Alaska: Fisheries board member cited for violating fishery closure
A member of the Alaska Board of Fisheries was cited by wildlife troopers in the commercial fishing hotbed of Dillingham last week for continuing to fish in an area after it had been closed.
Frederick “Fritz” Johnson was fishing for salmon using a drift gillnet with Gust McCarr, his fishing partner of six years, when he was cited.
The two men thought fishing closed at 6:30 p.m., when the actual closure happened at 6 p.m., Johnson told Alaska Dispatch News on Monday. They noticed an Alaska Wildlife Troopers plane circling overhead shortly after 6.
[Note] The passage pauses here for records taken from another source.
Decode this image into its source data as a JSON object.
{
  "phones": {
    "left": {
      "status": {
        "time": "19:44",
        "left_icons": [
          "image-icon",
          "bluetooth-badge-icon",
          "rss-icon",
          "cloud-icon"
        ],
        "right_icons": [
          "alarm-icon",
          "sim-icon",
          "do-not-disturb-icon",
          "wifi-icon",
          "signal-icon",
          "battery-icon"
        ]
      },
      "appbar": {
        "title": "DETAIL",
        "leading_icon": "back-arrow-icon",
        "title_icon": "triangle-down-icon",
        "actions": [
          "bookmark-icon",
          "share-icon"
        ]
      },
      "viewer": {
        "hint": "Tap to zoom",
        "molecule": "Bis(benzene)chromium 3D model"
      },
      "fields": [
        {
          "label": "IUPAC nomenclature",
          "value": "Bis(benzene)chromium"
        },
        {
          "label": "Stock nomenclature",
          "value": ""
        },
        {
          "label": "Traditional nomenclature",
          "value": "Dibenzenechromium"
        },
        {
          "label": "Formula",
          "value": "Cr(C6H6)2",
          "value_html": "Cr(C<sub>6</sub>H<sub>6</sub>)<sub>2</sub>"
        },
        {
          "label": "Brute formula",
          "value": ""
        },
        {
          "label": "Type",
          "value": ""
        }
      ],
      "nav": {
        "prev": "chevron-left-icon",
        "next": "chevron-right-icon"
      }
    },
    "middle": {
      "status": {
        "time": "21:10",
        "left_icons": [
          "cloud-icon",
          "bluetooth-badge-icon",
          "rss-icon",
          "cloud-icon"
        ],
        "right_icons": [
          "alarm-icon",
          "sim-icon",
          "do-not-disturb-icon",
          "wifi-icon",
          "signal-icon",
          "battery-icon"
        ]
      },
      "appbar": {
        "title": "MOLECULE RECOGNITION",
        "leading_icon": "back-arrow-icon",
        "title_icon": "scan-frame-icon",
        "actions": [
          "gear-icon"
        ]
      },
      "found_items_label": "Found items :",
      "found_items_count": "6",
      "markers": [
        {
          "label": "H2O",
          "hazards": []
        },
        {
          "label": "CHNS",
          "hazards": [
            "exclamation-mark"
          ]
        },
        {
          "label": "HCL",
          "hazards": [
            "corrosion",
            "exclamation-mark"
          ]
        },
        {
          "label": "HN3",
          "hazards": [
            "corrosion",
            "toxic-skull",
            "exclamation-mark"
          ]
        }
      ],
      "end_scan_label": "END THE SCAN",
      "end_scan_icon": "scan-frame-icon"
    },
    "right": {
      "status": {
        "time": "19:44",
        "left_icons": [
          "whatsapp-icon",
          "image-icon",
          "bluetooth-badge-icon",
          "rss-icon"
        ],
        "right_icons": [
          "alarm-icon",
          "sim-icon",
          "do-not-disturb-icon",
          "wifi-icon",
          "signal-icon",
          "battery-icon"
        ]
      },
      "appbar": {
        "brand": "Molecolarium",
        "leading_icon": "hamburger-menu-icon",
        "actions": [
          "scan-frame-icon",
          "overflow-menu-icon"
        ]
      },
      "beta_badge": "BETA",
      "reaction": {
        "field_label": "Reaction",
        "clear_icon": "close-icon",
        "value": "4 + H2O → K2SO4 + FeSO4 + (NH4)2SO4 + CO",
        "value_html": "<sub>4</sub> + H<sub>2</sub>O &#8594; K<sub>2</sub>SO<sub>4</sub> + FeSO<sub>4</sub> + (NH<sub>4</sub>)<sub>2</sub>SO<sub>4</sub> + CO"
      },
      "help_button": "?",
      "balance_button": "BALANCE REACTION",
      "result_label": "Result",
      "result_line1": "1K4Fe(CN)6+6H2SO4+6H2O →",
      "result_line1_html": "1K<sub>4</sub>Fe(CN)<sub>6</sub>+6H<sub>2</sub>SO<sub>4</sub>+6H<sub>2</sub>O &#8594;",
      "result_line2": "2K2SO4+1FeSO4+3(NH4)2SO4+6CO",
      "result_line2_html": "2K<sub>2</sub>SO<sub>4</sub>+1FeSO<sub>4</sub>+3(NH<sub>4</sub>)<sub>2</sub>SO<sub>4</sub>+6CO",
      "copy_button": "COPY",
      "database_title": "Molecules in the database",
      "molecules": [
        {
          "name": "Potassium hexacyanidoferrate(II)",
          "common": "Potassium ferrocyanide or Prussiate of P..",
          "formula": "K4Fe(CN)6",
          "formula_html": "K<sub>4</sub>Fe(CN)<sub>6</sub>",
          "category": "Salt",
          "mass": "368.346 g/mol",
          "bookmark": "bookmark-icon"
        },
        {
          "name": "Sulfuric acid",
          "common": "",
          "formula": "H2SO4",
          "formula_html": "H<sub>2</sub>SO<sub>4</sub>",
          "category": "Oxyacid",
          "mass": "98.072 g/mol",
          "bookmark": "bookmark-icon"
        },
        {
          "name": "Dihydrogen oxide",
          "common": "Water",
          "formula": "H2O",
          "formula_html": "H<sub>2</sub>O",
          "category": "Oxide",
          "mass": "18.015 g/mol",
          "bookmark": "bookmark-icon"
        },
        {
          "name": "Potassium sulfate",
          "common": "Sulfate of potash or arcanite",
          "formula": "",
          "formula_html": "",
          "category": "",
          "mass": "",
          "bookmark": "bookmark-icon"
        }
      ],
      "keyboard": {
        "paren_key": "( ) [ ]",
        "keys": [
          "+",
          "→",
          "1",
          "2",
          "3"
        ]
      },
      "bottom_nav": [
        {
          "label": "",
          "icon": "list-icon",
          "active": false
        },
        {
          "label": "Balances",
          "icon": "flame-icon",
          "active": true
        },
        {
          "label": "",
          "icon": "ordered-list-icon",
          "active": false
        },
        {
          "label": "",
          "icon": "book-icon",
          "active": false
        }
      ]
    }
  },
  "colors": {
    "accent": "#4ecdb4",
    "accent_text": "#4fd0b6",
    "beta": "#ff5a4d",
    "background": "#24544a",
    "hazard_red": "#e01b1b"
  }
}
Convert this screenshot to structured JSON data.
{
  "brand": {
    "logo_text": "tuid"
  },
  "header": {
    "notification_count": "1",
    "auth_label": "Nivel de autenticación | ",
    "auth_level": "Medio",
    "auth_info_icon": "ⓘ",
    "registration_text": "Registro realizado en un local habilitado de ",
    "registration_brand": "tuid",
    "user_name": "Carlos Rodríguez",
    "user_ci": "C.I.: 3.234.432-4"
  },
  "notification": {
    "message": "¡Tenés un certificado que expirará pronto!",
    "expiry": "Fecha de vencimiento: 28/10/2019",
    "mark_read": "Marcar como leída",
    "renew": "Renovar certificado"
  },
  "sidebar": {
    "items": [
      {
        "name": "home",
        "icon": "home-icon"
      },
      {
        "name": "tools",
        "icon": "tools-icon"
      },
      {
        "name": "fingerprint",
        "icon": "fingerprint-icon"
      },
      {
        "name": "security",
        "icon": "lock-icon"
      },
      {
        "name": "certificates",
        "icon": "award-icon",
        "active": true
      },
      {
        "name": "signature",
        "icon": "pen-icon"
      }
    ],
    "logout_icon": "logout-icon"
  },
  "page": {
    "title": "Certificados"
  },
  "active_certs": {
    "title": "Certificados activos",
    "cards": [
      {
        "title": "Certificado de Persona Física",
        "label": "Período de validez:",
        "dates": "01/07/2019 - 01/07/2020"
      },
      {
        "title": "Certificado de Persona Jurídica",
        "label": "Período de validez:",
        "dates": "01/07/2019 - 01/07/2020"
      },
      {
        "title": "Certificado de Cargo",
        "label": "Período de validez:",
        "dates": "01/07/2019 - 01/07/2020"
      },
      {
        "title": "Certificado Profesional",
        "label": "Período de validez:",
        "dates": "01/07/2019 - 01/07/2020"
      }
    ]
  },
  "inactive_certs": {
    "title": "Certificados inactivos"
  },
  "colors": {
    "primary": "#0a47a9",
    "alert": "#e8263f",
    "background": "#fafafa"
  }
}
“We were attracting a lot of attention and weren’t sure why,” Johnson said. “It turns out we were three minutes over.”
Troopers issued the citation July 2. The men are expected to be in court July 14. Troopers spokeswoman Beth Ipsen did not dispute Johnson’s assessment of the incident, saying she did not have access to the charging documents and she wasn’t sure what fine might be associated with it.
Future on board uncertain
The Board of Fisheries decides when, how and how much of a particular fish species can be caught in the state’s subsistence, commercial, sport, guided sport and personal use fisheries. It also sets policy for management of the state’s fishery resources.
Glenn Haight, executive director of the Board of Fisheries, said that whether the citation would compromise Johnson’s standing as a board member would be up to Gov. Bill Walker. Johnson was appointed to the board by Walker’s predecessor, Gov. Sean Parnell; Johnson’s term ends in June 2016.
Katie Marquette, a spokeswoman for the governor, did not respond to an email asking whether the citation might merit Johnson’s removal from the board.
Johnson, who has fished in Bristol Bay since 1979, said he has received two other citations in his long career, both of which he declared in his ethics statement before his first board meeting.
“I was told by the board’s legal counsel that it was not necessary to list those citations on the ethics disclosure, but I did,” Johnson said. “It’s kind of like getting a traffic ticket.”
“I’m certainly embarrassed and not pleased by this,” Johnson added.
Johnson, who lives in Dillingham, founded the Bristol Bay Times newspaper in 1980 and a small print shop called Mosquito Press. He is regional fisheries director for the Bristol Bay Economic Development Corp. and a director of the Bristol Bay Regional Seafood Development Association.
Related stories from around the North:
Canada: Hay River fishers fined $4K for illegal harvesting, CBC News
Norway: Sunken Soviet submarines threaten massive radioactive contamination, Barents Observer
Russia: Fishery hopes in Arctic Russia after gas project flame out, Barents Observer
United States: Alaska’s Kuskokwim villages will be able to fish for king salmon under special permit, Alaska Dispatch News